We use cookies to provide some features and experiences in QOSHE

More information  .  Close
Aa Aa Aa
- A +

Here’s what a realistic Ukraine settlement may look like

10 0 0

U.S. Defense Secretary Jim Mattis wants the Trump administration to supply Ukraine with “defensive weapons” to combat the Russian-supported separatists occupying parts of eastern Ukraine's Donbass region. On a recent visit to Kiev, Mattis told a news conference that these weapons “are not provocative unless you are an aggressor, and clearly Ukraine is not an aggressor.”

While Mattis stressed that Donald Trump has not yet made a decision on arming Ukraine, there are certainly legitimate arguments for doing so. Moscow illegally annexed Ukraine's Crimea region in March, 2014, and the Kremlin supplies both arms and Russian troops to its separatist proxies the so-called "Donetsk Peoples' Republic" (DNR) and "Luhansk Peoples Republic" (LNR) - fighting Ukrainian troops. Arming Kiev would help it better confront this Russian threat while also permitting Washington to send a strong message to Russian President Vladimir Putin that changing borders by force is unacceptable.

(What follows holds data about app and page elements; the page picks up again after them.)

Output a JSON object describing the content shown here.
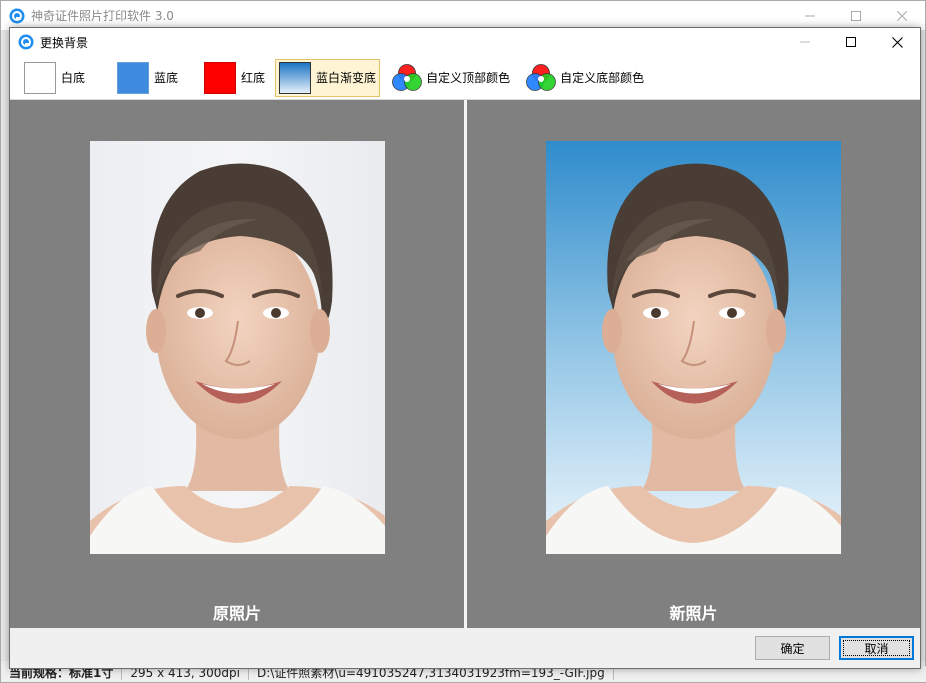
{
  "app": {
    "title": "神奇证件照片打印软件 3.0"
  },
  "background_status": {
    "spec_label": "当前规格：标准1寸",
    "size_info": "295 x 413, 300dpi",
    "file_path": "D:\\证件照素材\\u=491035247,3134031923fm=193_-GIF.jpg"
  },
  "dialog": {
    "title": "更换背景",
    "toolbar": {
      "options": [
        {
          "label": "白底",
          "swatch": "#ffffff"
        },
        {
          "label": "蓝底",
          "swatch": "#3d8adf"
        },
        {
          "label": "红底",
          "swatch": "#ff0000"
        },
        {
          "label": "蓝白渐变底",
          "swatch": "gradient",
          "selected": true
        },
        {
          "label": "自定义顶部颜色",
          "icon": "rgb-color-icon"
        },
        {
          "label": "自定义底部颜色",
          "icon": "rgb-color-icon"
        }
      ]
    },
    "panels": {
      "original_caption": "原照片",
      "new_caption": "新照片"
    },
    "buttons": {
      "ok": "确定",
      "cancel": "取消"
    }
  },
  "colors": {
    "panel_bg": "#808080",
    "selected_bg": "#fff4d4",
    "accent": "#0078d7"
  }
}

But however justified the outrage over Moscow’s behavior, retaliation is risky. If the U.S. arms Ukraine, the Kremlin will almost certainly respond in ways that could damage American national security interests. For a start, Russia could escalate the violence by sending additional troops or arms to support its separatist proxies there - something Putin already implied would happen. Trump could then face pressure to send more weapons - thereby escalating Russian-American tensions.

Russia could also retaliate against U.S. interests in other parts of the world. In North Korea, it could undermine the American-driven sanctions measures intended to force Pyongyang to end its........

© Japan Today